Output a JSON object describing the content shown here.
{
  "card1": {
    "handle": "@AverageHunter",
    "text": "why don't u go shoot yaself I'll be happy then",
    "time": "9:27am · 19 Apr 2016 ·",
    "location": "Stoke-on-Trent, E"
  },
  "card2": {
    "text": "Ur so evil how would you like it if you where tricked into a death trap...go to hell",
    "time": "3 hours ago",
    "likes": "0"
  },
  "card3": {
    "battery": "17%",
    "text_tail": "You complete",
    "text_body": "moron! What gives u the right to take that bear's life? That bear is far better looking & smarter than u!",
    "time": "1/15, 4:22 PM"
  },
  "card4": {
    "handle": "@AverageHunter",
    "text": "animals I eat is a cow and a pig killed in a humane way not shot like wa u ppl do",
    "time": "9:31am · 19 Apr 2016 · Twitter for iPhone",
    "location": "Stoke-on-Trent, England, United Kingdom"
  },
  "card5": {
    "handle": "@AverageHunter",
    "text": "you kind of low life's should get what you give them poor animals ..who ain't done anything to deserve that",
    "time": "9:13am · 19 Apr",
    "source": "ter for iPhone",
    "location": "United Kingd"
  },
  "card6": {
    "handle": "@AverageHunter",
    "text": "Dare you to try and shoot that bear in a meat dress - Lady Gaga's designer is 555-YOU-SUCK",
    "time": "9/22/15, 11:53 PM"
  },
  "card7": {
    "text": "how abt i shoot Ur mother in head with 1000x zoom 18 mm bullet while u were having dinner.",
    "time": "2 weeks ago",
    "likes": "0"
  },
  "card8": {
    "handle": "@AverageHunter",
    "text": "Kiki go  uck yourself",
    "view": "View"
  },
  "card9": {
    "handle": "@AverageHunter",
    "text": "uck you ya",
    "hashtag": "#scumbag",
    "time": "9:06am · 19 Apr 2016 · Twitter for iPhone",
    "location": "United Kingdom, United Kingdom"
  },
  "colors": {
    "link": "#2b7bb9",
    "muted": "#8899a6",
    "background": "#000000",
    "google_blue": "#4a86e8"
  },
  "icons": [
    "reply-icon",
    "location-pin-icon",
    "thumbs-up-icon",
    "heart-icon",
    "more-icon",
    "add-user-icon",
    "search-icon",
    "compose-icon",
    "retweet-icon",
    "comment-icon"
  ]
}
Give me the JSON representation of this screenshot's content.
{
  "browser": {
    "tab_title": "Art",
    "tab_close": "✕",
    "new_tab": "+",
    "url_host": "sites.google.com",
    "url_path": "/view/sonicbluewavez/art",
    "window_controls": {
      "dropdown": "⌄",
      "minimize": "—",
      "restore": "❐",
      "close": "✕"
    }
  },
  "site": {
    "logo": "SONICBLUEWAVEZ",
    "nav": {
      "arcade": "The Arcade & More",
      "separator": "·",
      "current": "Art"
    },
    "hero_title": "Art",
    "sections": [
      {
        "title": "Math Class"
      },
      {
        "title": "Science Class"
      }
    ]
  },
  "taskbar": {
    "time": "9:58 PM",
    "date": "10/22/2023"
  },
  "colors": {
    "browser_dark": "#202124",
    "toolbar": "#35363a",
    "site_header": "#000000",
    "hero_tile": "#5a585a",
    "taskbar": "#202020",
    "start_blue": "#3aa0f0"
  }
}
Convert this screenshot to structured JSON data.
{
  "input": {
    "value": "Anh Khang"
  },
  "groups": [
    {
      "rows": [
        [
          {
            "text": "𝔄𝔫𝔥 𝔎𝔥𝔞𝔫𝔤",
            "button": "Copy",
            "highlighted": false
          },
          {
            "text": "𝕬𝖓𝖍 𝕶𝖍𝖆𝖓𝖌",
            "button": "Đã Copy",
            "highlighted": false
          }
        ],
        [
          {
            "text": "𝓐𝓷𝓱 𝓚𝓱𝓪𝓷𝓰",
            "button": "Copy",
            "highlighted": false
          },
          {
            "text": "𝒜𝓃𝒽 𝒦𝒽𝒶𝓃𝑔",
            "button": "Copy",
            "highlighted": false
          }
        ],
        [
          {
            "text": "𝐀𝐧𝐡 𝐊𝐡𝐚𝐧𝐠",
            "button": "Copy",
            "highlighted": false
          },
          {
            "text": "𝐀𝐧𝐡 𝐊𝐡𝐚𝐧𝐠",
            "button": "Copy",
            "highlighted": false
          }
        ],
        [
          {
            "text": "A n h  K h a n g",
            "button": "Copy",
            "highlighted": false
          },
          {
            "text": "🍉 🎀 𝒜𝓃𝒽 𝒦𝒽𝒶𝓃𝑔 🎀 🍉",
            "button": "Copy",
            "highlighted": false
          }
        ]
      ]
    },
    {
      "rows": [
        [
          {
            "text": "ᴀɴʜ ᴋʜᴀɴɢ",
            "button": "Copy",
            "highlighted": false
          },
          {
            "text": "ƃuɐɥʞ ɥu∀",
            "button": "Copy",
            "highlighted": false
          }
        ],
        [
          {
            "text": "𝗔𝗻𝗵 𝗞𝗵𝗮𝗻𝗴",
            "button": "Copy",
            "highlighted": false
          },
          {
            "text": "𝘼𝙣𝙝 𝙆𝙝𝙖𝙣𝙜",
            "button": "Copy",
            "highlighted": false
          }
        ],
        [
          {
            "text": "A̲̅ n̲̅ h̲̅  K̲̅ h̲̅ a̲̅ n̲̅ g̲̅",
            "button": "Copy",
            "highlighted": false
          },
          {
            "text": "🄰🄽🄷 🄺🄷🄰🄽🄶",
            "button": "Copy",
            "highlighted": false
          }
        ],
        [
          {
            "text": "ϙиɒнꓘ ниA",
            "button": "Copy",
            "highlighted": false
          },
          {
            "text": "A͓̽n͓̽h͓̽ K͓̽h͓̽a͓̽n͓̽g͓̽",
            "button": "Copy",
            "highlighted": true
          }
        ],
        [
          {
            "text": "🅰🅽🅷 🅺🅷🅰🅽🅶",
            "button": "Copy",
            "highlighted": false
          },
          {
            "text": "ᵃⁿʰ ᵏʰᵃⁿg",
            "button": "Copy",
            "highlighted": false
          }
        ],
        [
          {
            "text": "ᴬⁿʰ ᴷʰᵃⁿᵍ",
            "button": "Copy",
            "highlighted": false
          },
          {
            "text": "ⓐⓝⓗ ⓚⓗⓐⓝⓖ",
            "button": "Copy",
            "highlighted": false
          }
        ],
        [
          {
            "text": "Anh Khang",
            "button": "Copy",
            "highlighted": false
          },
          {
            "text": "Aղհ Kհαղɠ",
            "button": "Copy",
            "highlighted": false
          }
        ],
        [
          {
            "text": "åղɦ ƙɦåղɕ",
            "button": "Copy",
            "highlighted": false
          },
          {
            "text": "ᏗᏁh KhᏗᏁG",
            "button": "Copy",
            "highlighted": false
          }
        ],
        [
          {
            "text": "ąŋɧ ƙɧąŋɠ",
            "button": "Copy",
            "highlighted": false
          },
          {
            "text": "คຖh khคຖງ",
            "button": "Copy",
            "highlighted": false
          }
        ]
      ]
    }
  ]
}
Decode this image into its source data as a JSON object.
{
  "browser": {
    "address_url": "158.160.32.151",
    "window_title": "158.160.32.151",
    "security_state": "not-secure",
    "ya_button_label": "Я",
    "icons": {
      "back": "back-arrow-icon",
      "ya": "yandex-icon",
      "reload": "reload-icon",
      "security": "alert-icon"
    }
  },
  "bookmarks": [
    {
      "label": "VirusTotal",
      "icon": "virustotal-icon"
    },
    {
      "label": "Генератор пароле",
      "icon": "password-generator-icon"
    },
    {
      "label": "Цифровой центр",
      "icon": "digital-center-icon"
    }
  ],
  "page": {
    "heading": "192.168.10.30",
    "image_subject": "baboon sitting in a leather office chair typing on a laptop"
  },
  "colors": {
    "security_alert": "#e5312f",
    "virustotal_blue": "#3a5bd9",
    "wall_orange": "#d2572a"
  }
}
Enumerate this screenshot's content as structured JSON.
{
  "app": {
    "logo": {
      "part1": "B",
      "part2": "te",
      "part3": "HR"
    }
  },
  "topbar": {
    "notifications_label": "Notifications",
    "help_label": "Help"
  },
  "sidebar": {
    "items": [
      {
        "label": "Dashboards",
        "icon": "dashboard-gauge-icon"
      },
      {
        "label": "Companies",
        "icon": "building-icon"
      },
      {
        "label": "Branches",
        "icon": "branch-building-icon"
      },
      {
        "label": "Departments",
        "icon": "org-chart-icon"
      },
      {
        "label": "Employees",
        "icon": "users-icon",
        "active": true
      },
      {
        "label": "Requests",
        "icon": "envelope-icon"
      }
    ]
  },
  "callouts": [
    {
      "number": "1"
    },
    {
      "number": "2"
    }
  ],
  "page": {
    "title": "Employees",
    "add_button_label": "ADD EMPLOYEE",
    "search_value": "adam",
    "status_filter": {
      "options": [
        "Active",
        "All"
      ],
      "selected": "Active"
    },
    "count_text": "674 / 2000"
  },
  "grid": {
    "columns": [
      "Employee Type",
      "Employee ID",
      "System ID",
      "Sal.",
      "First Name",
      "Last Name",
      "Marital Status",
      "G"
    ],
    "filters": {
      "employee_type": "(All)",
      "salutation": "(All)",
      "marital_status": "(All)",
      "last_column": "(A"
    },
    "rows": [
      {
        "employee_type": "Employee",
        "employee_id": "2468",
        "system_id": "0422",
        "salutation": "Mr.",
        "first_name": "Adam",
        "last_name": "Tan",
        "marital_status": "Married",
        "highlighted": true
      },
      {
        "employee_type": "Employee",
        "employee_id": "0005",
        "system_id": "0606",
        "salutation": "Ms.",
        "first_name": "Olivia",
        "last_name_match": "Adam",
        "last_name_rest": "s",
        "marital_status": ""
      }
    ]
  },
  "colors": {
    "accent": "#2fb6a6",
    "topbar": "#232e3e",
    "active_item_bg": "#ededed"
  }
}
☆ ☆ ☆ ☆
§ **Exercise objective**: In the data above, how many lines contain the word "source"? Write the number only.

§ **Response area**: 2